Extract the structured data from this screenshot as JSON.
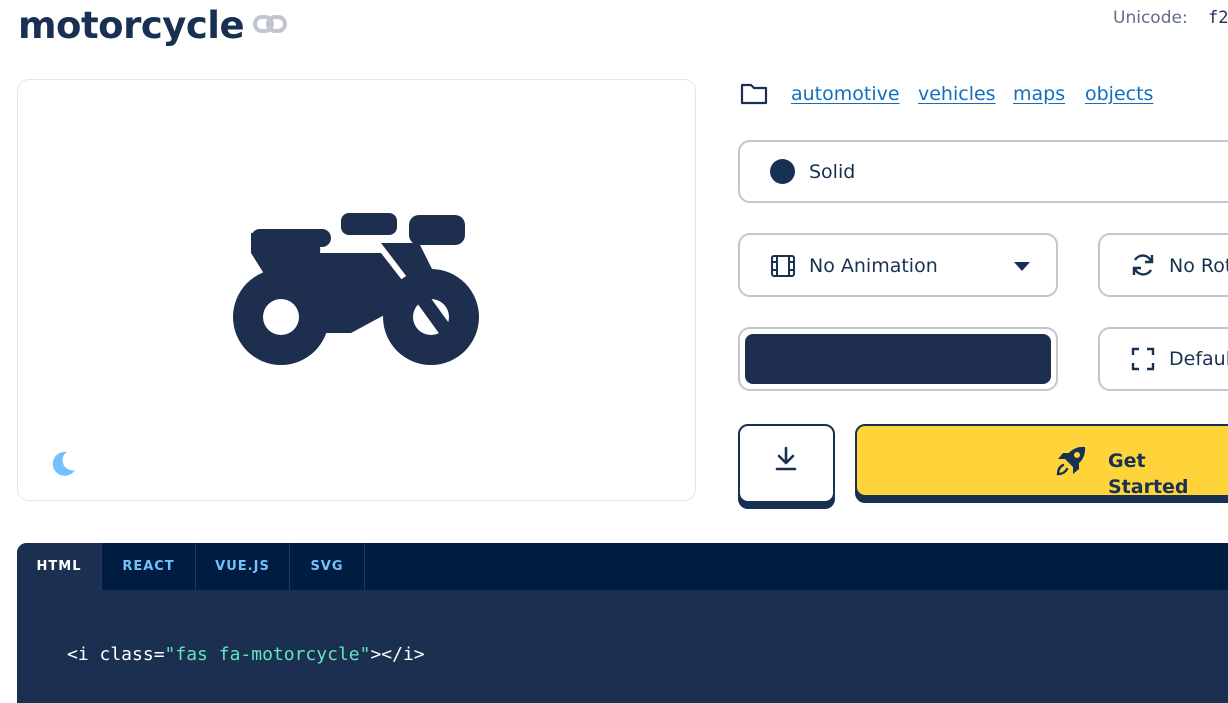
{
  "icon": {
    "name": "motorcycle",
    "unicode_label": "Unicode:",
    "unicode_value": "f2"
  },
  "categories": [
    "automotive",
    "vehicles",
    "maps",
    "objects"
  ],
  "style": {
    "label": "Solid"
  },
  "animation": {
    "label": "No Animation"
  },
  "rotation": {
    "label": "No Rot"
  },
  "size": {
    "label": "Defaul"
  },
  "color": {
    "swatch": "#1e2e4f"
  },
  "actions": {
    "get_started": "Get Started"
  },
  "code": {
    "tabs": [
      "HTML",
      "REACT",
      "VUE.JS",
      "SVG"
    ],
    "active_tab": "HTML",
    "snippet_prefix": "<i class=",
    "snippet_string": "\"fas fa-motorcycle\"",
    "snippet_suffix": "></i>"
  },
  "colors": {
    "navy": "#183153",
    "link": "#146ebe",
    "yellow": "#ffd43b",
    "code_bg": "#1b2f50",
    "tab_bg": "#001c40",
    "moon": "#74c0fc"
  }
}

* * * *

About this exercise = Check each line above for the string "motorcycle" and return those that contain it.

Finished task =
    "name": "motorcycle",
    "snippet_string": "\"fas fa-motorcycle\"",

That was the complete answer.